(MATERIAL PROVIDED)

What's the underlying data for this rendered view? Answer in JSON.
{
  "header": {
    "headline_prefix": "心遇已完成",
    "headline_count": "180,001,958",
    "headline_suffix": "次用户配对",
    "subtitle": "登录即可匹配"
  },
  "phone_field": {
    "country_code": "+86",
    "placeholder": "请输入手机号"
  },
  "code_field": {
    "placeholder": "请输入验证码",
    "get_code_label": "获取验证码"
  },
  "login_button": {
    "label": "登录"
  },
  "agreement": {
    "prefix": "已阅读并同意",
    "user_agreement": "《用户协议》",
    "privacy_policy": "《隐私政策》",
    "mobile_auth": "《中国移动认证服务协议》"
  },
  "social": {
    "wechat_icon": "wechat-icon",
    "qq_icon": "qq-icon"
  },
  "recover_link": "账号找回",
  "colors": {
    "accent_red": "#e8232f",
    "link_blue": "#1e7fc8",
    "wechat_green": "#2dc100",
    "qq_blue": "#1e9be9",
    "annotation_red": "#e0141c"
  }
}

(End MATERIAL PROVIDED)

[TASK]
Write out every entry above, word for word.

[REPLY]
What's the underlying data for this rendered view? Answer in JSON.
{
  "header": {
    "headline_prefix": "心遇已完成",
    "headline_count": "180,001,958",
    "headline_suffix": "次用户配对",
    "subtitle": "登录即可匹配"
  },
  "phone_field": {
    "country_code": "+86",
    "placeholder": "请输入手机号"
  },
  "code_field": {
    "placeholder": "请输入验证码",
    "get_code_label": "获取验证码"
  },
  "login_button": {
    "label": "登录"
  },
  "agreement": {
    "prefix": "已阅读并同意",
    "user_agreement": "《用户协议》",
    "privacy_policy": "《隐私政策》",
    "mobile_auth": "《中国移动认证服务协议》"
  },
  "social": {
    "wechat_icon": "wechat-icon",
    "qq_icon": "qq-icon"
  },
  "recover_link": "账号找回",
  "colors": {
    "accent_red": "#e8232f",
    "link_blue": "#1e7fc8",
    "wechat_green": "#2dc100",
    "qq_blue": "#1e9be9",
    "annotation_red": "#e0141c"
  }
}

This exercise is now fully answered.